Meades, Jonathan, New Statesman (1996)
Alain Robbe-Grillet died in Caen in the early hours of Monday 18 February. By the end of that day le vioc terrible had posthumously established a thriving, pan-European cottage industry devoted to his valediction. Artisan moralisers, celebrity denouncers, AOC provocateurs, free-range score settlers, craft-based bashers, grand cru groupies. They all had their say and are continuing to have it. Precisely ... so long as he is being talked about, his shade can rest happy. As in death, so in life.
The daughter of Nathalie Sarraute and widow of Jean-Francois Revel, Claude Sarraute, responded to Robbe-Grillet's death with what she evidently reckoned to be righteous ire. In fact, she conducted herself like an idiote savante who unwittingly hits most of the nail on the head. She told the Nouvel Observateur that Robbe-Grillet had nicked everything from her mother, was a self-publicist who had exploited a literature invented by her mother for his personal profit in American universities, had based his Pour un nouveau roman on her mother's L'Ere du soupcon, and would go to any lengths to attract attention.
Now, this inventory of charges is both damning and broadly indisputable. But Sarraute has quite overlooked her late husband's dictum that there are no schools, only talents. A truth which should be self-evident but which is subjugated by the ineradicable tendency to classify, to ascribe artists to particular movements, to think in terms of genres, to survey creative endeavour in, so to speak, communitarian rather than individual terms. The question, as Duke Ellington pointed out, should be not whether it's classical music or jazz music but whether it's good music. This is difficult to ask when artists congregate in cosy squadrons, give themselves a collective name, publish manifestos, enact aesthetic legislation, issue compositional edicts.
Robbe-Grillet may have been proudly amused to be known as lepape du nouveau roman--a second-hand sobriquet borrowed from Andre Breton, lepape du surrealisme--but it caused him to be defined as a literary politician, a spokesman, a figurehead, an aesthetic tyrant whose theoretical essays had the disastrous effect of instructing an audience how to read his texts. Most of the best of these texts had appeared before Pour un nouveau roman was published and so, too, had his two greatest films. I had chanced upon L'Immortelle and then--thankfully, innocently, unsystematically--sought out L'Annee derniere a Marienbad, La jalousie, Dans le labyrinthe and La maison de rendez-vous before I was aware of the existence of Pour un nouveau roman.

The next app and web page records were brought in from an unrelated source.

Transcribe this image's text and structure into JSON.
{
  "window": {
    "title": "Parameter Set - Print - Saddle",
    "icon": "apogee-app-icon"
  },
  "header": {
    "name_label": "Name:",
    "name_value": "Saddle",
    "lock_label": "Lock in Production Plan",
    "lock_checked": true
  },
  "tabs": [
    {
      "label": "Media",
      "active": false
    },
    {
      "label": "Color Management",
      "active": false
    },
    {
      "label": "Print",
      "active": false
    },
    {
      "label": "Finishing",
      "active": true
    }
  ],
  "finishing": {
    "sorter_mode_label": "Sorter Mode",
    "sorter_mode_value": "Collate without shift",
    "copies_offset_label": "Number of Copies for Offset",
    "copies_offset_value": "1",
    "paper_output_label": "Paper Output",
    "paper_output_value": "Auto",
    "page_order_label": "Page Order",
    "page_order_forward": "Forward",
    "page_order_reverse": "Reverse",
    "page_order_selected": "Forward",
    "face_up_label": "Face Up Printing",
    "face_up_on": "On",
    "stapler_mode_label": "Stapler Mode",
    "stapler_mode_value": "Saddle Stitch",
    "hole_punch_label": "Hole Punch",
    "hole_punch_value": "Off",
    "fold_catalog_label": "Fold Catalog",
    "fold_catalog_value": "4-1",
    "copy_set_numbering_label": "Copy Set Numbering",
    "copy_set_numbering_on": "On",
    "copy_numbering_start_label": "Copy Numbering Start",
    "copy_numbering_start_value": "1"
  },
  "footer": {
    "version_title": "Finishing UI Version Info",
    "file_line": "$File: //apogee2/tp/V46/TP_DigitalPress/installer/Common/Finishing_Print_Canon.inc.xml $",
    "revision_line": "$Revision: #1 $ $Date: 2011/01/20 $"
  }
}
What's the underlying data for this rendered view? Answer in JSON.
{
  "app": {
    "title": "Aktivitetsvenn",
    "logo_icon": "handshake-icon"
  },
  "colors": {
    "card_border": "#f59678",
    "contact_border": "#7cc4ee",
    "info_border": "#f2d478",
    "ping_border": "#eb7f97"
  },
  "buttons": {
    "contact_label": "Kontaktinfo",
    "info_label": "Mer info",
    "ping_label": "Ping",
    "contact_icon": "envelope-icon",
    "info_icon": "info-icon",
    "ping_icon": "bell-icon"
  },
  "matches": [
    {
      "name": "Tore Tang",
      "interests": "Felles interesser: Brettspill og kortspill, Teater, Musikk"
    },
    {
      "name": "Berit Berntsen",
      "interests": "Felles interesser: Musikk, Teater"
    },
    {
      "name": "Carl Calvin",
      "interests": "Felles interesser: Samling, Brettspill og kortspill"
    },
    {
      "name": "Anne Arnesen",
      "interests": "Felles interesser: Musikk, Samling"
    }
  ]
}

I didn't know what I was meant to make of these films, which had the movement of dreams and nightmares, or this wonderful insidious prose that seemed like it was releasing something that was already there, in your head, occluded in its deepest vaults.
I thus didn't know there was no psychology in his work, because the depiction of impotent jealousy in La jalousie seemed horrible, painful and psychologically acute. …